Tao Te Ching 9th Verse Thoughts

To keep on filling is not as good as stopping.  Overfilled,
the cupped hands drip, better to stop pouring.

Sharpen a blade too much and its edge will soon be lost.  Fill your
house with jade and gold and it brings insecurity.  Puff yourself
with honor and pride and no one can save you from a fall.

Retire when the work is done; this is the way of heaven.

Woman relaxing after a job well done

Wayne calls it “Living Humility” but another way of presenting this is living in moderation.


 So take only what you need and ignore the Ego’s urging to take it all.  Having it all is not sustainable because the Ego’s appetite is insatiable and will never be satisfied.  Living in moderation is listening to your inner self, knowing when enough is enough.  


This can also be a lesson in finding joy and contentment on where you are in this moment instead of longing for more.   Take solace in the fact that you are where you need to be at this moment and it’s perfect for you. 

What this means in my life:

  • Maybe not having that 2nd portion in a meal; something I always regret because I end up feeling bloated and uncomfortable leading me to feel “overfilled” as Loa Tzu mentions.  
  • When working in the yard or in my career I listen to my body and rest when needed.   Pushing it as so many of us do, will wear one down over time and the blade that “will soon be lost” is my health and energy.  
  • My motivation is internal and not external.  Praise, money, love, etc.. from others is nice but is it ever enough?   Only if the motivation and satisfaction is from within.  Listen to your inner self and you’ll become aware of that feeling of a job well done and there isn’t a need to “Puff yourself.”
  • Finally, live with an attitude that at any time, I’m right where I’m supposed to be.   

What does this mean in your life?  How would you apply Verse 9 of the Tao Te Ching?

Tao Te Ching 8th Verse Thoughts

Tao Te Ching 8th Verse Thoughts

The supreme good is like water, which nourishes all things without
trying to.  It flows to low places loathed by all men.  Therefore, it is
like the Tao

Live in accordance with the nature of things.

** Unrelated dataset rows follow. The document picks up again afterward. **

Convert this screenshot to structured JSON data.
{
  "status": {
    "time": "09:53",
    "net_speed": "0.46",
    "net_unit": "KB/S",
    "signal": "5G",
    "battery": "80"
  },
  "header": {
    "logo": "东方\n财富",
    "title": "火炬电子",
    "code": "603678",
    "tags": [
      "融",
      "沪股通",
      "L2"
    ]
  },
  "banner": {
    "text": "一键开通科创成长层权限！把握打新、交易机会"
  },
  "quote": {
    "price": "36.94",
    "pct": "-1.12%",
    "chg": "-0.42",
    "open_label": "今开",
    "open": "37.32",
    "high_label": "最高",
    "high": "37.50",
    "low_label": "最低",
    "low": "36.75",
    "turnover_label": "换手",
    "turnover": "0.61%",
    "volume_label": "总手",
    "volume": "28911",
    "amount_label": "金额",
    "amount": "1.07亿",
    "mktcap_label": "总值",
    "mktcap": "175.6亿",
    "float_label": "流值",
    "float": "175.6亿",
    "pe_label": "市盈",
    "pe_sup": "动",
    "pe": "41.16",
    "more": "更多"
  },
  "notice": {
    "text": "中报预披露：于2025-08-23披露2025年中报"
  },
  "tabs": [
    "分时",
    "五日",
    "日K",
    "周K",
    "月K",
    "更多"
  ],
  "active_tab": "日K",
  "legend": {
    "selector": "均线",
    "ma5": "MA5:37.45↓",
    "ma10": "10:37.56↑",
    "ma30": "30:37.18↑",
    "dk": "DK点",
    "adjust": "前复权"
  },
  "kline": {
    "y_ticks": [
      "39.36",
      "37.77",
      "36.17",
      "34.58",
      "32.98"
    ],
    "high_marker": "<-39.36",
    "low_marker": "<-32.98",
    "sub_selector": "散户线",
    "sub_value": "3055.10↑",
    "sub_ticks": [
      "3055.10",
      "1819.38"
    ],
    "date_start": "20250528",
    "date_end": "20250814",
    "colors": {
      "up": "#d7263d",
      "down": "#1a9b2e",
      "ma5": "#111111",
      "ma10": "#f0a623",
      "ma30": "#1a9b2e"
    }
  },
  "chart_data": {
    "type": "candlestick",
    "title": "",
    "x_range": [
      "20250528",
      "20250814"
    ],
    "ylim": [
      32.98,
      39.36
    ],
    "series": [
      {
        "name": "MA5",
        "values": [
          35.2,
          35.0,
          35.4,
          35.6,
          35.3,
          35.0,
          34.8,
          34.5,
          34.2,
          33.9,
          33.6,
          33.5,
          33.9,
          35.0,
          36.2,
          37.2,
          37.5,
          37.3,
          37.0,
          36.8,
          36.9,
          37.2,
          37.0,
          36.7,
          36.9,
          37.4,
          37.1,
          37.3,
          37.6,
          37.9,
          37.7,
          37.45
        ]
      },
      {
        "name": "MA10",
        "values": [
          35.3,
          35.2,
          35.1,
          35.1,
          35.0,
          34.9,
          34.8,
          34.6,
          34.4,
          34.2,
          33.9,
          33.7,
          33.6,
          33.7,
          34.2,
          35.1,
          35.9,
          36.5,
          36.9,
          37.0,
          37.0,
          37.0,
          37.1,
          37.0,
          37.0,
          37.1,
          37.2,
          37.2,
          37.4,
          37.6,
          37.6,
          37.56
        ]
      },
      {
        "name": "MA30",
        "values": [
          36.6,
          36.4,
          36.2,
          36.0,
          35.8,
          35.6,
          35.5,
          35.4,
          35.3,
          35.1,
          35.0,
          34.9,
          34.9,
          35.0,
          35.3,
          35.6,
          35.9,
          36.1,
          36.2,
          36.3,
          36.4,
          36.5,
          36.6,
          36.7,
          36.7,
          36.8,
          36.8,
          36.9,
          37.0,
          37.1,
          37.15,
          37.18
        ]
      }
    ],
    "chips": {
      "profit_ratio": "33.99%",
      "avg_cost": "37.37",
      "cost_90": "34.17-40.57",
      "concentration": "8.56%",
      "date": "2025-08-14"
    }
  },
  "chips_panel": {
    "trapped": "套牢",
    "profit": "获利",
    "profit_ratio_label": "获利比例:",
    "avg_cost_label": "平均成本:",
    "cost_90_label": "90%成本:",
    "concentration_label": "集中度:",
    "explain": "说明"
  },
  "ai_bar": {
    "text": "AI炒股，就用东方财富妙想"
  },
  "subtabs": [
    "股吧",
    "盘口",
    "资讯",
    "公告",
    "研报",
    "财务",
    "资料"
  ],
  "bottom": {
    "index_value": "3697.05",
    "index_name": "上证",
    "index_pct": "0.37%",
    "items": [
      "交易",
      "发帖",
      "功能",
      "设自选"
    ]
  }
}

In dwelling, be close to
the land.  In meditation, go deep in the heart.  In dealing with others,
be gentle and kind.  Stand by your word. Govern with equity.  Be
timely in choosing the right moment.

One who lives in accordance with nature does not go against the
way of things.  He moves in harmony with the present moment,
always knowing the truth of just what to do.

There is so much to this verse that one could spend a lifetime contemplating and practicing the words above.   For me, it’s been well over a year of meditation, contemplation, brainstorming with others to clarify what this verse means to me.   I have struggled more than I thought I would but with time, came that clarity that I have been searching for.

Patience: Colorado River carving a path through solid stone.

Be like water:

Water does not discriminate; it will quench the thirst of all who wishes to take it in and so we must not discriminate in our service to others.  Water is patient and has all the time of the world. It can carve canyons out of solid stone reaching the lowest places Loa Tzu mentioned.  One thing that I have noticed is that once water reaches that lowly place, it’s not longer so “lowly”.  Water transcends, transforms and all who need water’s nourishment will come; no longer loathed by men. 

Wayne says to drink water silently and have gratitude for “this life-sustaining, always-flowing substance.”   With each drink, I will be reminded of this and will do my best to be more like water in my everyday life. 

Tao Te Ching 7th Verse ThoughtsTao Te Ching 9th Verse Thoughts

Tao Te Ching 7th Verse Thoughts

Heaven is eternal – the earth endures.  Why do heaven and earth last

forever?  They do not live for themselves only.  This is the secret of

their durability

For this reason the sage puts himself last and so ends up ahead. He

stays a witness to life, so he endures.

Serve the needs of others, and all your own needs will be fulfilled.

Through selfless action, fulfillment is attained

being a silent witness

Wayne suggested that if we have the opportunity to offer up advice or our two cents on a subject, don’t.   Choose to be a silent witness and he adds, “note how uncomfortable your decision to remain quiet felt.”  In other words, just listen; something I have struggled with but have gotten better with over the years.   I do like to give my two cents, (hence this blog), but it isn’t always what someone needs. and I grudgingly admit that it can be uncomfortable to be quiet as Wayne stated.  Now this doesn’t mean I’m quiet the whole time but I have found that unless it is asked for, my opinion is usually not warranted.  I have found through my silence, I have done more good than with my words.

I took this a step further and not only observed and practiced how I can serve but I took notice of others serving as well.  When you do look for it, it’s amazing how much you see.  Could be as simple as someone letting a car merge in front of them or a special education teacher working with a child with autism.  Being a “witness to life” as l Lao Tzu wrote and observing others serving inspires me to do the same.   So not only should we serve but also be present enough to witness others serving as well.

Living the Tao each day

What are you doing in your life to serve or what things have you seen while being a “witness to life?” Please leave a comment below.